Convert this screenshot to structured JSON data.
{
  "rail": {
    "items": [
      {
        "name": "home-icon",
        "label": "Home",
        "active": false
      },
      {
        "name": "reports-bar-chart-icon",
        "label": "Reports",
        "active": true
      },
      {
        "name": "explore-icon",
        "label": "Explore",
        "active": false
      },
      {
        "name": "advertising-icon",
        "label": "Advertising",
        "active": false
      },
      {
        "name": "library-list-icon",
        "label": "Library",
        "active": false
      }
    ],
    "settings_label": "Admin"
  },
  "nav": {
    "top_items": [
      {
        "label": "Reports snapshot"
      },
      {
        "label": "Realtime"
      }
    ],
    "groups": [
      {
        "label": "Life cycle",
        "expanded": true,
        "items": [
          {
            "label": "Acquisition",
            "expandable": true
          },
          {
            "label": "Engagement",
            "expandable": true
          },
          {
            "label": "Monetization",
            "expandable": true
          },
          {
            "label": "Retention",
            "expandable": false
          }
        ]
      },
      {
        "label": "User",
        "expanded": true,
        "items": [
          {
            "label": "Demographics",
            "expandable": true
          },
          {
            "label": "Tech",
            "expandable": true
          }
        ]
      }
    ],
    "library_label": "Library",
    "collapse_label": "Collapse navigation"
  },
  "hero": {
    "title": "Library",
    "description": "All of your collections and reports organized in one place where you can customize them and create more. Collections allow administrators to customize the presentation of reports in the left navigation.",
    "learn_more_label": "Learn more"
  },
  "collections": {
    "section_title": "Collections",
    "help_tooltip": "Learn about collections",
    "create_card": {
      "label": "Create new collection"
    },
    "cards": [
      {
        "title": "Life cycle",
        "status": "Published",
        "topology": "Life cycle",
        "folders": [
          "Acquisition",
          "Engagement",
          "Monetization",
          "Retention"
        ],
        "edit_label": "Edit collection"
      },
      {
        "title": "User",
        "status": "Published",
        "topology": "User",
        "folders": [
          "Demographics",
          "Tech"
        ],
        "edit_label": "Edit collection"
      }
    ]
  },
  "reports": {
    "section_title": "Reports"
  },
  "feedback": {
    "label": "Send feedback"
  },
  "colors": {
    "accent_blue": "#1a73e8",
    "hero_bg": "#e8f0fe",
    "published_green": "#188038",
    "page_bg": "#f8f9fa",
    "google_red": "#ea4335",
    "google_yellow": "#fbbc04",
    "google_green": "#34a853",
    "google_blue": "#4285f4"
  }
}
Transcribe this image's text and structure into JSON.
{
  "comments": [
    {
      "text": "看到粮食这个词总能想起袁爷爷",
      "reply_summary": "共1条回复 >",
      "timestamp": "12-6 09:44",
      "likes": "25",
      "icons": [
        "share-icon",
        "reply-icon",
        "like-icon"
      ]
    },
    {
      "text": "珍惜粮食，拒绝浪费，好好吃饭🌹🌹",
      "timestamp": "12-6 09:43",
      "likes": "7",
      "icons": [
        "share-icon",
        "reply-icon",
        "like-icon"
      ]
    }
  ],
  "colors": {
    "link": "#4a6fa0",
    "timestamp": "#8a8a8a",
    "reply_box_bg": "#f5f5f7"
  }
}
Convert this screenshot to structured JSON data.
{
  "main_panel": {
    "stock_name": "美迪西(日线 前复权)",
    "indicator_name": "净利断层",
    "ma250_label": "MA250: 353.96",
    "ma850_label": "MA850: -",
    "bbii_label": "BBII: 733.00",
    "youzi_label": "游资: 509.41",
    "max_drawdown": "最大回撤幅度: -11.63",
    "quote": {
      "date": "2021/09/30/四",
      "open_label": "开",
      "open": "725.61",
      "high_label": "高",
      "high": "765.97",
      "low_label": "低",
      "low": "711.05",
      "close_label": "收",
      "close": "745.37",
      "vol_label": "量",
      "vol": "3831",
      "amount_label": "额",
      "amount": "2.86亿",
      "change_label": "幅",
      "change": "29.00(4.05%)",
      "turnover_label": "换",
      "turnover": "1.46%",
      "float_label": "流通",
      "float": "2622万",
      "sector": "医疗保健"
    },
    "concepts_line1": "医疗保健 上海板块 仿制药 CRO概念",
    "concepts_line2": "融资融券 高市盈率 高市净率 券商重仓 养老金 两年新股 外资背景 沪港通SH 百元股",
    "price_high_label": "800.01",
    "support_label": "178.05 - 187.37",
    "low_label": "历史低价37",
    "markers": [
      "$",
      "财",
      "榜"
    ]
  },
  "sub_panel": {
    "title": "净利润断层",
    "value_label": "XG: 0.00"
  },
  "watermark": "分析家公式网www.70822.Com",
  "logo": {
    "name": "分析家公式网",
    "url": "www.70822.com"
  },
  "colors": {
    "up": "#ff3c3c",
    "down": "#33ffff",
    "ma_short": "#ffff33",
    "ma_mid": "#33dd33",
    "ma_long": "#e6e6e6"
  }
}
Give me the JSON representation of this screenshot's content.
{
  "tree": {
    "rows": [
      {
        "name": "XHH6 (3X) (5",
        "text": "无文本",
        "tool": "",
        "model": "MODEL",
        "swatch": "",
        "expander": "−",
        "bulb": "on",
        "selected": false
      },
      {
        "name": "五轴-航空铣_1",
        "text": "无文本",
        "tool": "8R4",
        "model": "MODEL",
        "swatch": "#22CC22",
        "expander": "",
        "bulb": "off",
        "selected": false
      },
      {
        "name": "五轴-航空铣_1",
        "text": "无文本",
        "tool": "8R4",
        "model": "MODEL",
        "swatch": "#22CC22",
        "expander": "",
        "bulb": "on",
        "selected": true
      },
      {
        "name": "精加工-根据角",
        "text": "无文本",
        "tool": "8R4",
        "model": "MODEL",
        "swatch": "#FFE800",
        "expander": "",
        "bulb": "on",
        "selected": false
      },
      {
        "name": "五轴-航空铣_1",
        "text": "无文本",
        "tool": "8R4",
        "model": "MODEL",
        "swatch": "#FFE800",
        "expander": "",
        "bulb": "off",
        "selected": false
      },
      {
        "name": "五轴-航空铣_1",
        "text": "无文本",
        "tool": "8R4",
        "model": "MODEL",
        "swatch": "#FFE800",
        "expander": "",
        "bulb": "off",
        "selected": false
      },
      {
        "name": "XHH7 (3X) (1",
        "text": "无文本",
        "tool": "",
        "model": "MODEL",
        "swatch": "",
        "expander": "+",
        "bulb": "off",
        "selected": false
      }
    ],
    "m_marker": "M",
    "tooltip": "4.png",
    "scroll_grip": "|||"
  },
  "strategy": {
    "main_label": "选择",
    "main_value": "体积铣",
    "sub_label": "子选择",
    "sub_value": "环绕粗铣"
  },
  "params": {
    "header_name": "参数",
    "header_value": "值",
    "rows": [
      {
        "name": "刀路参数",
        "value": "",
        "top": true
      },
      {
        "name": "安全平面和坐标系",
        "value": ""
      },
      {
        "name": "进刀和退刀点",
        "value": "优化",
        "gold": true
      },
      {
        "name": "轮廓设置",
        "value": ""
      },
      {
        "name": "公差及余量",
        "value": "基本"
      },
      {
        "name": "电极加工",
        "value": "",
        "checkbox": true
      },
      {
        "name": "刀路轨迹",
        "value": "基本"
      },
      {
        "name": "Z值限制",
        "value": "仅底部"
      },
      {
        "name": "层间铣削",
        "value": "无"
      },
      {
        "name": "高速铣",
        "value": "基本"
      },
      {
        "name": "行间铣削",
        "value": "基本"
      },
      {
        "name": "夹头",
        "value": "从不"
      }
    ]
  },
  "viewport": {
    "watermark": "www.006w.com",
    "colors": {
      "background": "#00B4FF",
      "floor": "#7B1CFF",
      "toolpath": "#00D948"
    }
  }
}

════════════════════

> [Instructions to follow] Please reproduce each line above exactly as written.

> [Answer to the exercise]
Convert this screenshot to structured JSON data.
{
  "rail": {
    "items": [
      {
        "name": "home-icon",
        "label": "Home",
        "active": false
      },
      {
        "name": "reports-bar-chart-icon",
        "label": "Reports",
        "active": true
      },
      {
        "name": "explore-icon",
        "label": "Explore",
        "active": false
      },
      {
        "name": "advertising-icon",
        "label": "Advertising",
        "active": false
      },
      {
        "name": "library-list-icon",
        "label": "Library",
        "active": false
      }
    ],
    "settings_label": "Admin"
  },
  "nav": {
    "top_items": [
      {
        "label": "Reports snapshot"
      },
      {
        "label": "Realtime"
      }
    ],
    "groups": [
      {
        "label": "Life cycle",
        "expanded": true,
        "items": [
          {
            "label": "Acquisition",
            "expandable": true
          },
          {
            "label": "Engagement",
            "expandable": true
          },
          {
            "label": "Monetization",
            "expandable": true
          },
          {
            "label": "Retention",
            "expandable": false
          }
        ]
      },
      {
        "label": "User",
        "expanded": true,
        "items": [
          {
            "label": "Demographics",
            "expandable": true
          },
          {
            "label": "Tech",
            "expandable": true
          }
        ]
      }
    ],
    "library_label": "Library",
    "collapse_label": "Collapse navigation"
  },
  "hero": {
    "title": "Library",
    "description": "All of your collections and reports organized in one place where you can customize them and create more. Collections allow administrators to customize the presentation of reports in the left navigation.",
    "learn_more_label": "Learn more"
  },
  "collections": {
    "section_title": "Collections",
    "help_tooltip": "Learn about collections",
    "create_card": {
      "label": "Create new collection"
    },
    "cards": [
      {
        "title": "Life cycle",
        "status": "Published",
        "topology": "Life cycle",
        "folders": [
          "Acquisition",
          "Engagement",
          "Monetization",
          "Retention"
        ],
        "edit_label": "Edit collection"
      },
      {
        "title": "User",
        "status": "Published",
        "topology": "User",
        "folders": [
          "Demographics",
          "Tech"
        ],
        "edit_label": "Edit collection"
      }
    ]
  },
  "reports": {
    "section_title": "Reports"
  },
  "feedback": {
    "label": "Send feedback"
  },
  "colors": {
    "accent_blue": "#1a73e8",
    "hero_bg": "#e8f0fe",
    "published_green": "#188038",
    "page_bg": "#f8f9fa",
    "google_red": "#ea4335",
    "google_yellow": "#fbbc04",
    "google_green": "#34a853",
    "google_blue": "#4285f4"
  }
}
Transcribe this image's text and structure into JSON.
{
  "comments": [
    {
      "text": "看到粮食这个词总能想起袁爷爷",
      "reply_summary": "共1条回复 >",
      "timestamp": "12-6 09:44",
      "likes": "25",
      "icons": [
        "share-icon",
        "reply-icon",
        "like-icon"
      ]
    },
    {
      "text": "珍惜粮食，拒绝浪费，好好吃饭🌹🌹",
      "timestamp": "12-6 09:43",
      "likes": "7",
      "icons": [
        "share-icon",
        "reply-icon",
        "like-icon"
      ]
    }
  ],
  "colors": {
    "link": "#4a6fa0",
    "timestamp": "#8a8a8a",
    "reply_box_bg": "#f5f5f7"
  }
}
Convert this screenshot to structured JSON data.
{
  "main_panel": {
    "stock_name": "美迪西(日线 前复权)",
    "indicator_name": "净利断层",
    "ma250_label": "MA250: 353.96",
    "ma850_label": "MA850: -",
    "bbii_label": "BBII: 733.00",
    "youzi_label": "游资: 509.41",
    "max_drawdown": "最大回撤幅度: -11.63",
    "quote": {
      "date": "2021/09/30/四",
      "open_label": "开",
      "open": "725.61",
      "high_label": "高",
      "high": "765.97",
      "low_label": "低",
      "low": "711.05",
      "close_label": "收",
      "close": "745.37",
      "vol_label": "量",
      "vol": "3831",
      "amount_label": "额",
      "amount": "2.86亿",
      "change_label": "幅",
      "change": "29.00(4.05%)",
      "turnover_label": "换",
      "turnover": "1.46%",
      "float_label": "流通",
      "float": "2622万",
      "sector": "医疗保健"
    },
    "concepts_line1": "医疗保健 上海板块 仿制药 CRO概念",
    "concepts_line2": "融资融券 高市盈率 高市净率 券商重仓 养老金 两年新股 外资背景 沪港通SH 百元股",
    "price_high_label": "800.01",
    "support_label": "178.05 - 187.37",
    "low_label": "历史低价37",
    "markers": [
      "$",
      "财",
      "榜"
    ]
  },
  "sub_panel": {
    "title": "净利润断层",
    "value_label": "XG: 0.00"
  },
  "watermark": "分析家公式网www.70822.Com",
  "logo": {
    "name": "分析家公式网",
    "url": "www.70822.com"
  },
  "colors": {
    "up": "#ff3c3c",
    "down": "#33ffff",
    "ma_short": "#ffff33",
    "ma_mid": "#33dd33",
    "ma_long": "#e6e6e6"
  }
}
Give me the JSON representation of this screenshot's content.
{
  "tree": {
    "rows": [
      {
        "name": "XHH6 (3X) (5",
        "text": "无文本",
        "tool": "",
        "model": "MODEL",
        "swatch": "",
        "expander": "−",
        "bulb": "on",
        "selected": false
      },
      {
        "name": "五轴-航空铣_1",
        "text": "无文本",
        "tool": "8R4",
        "model": "MODEL",
        "swatch": "#22CC22",
        "expander": "",
        "bulb": "off",
        "selected": false
      },
      {
        "name": "五轴-航空铣_1",
        "text": "无文本",
        "tool": "8R4",
        "model": "MODEL",
        "swatch": "#22CC22",
        "expander": "",
        "bulb": "on",
        "selected": true
      },
      {
        "name": "精加工-根据角",
        "text": "无文本",
        "tool": "8R4",
        "model": "MODEL",
        "swatch": "#FFE800",
        "expander": "",
        "bulb": "on",
        "selected": false
      },
      {
        "name": "五轴-航空铣_1",
        "text": "无文本",
        "tool": "8R4",
        "model": "MODEL",
        "swatch": "#FFE800",
        "expander": "",
        "bulb": "off",
        "selected": false
      },
      {
        "name": "五轴-航空铣_1",
        "text": "无文本",
        "tool": "8R4",
        "model": "MODEL",
        "swatch": "#FFE800",
        "expander": "",
        "bulb": "off",
        "selected": false
      },
      {
        "name": "XHH7 (3X) (1",
        "text": "无文本",
        "tool": "",
        "model": "MODEL",
        "swatch": "",
        "expander": "+",
        "bulb": "off",
        "selected": false
      }
    ],
    "m_marker": "M",
    "tooltip": "4.png",
    "scroll_grip": "|||"
  },
  "strategy": {
    "main_label": "选择",
    "main_value": "体积铣",
    "sub_label": "子选择",
    "sub_value": "环绕粗铣"
  },
  "params": {
    "header_name": "参数",
    "header_value": "值",
    "rows": [
      {
        "name": "刀路参数",
        "value": "",
        "top": true
      },
      {
        "name": "安全平面和坐标系",
        "value": ""
      },
      {
        "name": "进刀和退刀点",
        "value": "优化",
        "gold": true
      },
      {
        "name": "轮廓设置",
        "value": ""
      },
      {
        "name": "公差及余量",
        "value": "基本"
      },
      {
        "name": "电极加工",
        "value": "",
        "checkbox": true
      },
      {
        "name": "刀路轨迹",
        "value": "基本"
      },
      {
        "name": "Z值限制",
        "value": "仅底部"
      },
      {
        "name": "层间铣削",
        "value": "无"
      },
      {
        "name": "高速铣",
        "value": "基本"
      },
      {
        "name": "行间铣削",
        "value": "基本"
      },
      {
        "name": "夹头",
        "value": "从不"
      }
    ]
  },
  "viewport": {
    "watermark": "www.006w.com",
    "colors": {
      "background": "#00B4FF",
      "floor": "#7B1CFF",
      "toolpath": "#00D948"
    }
  }
}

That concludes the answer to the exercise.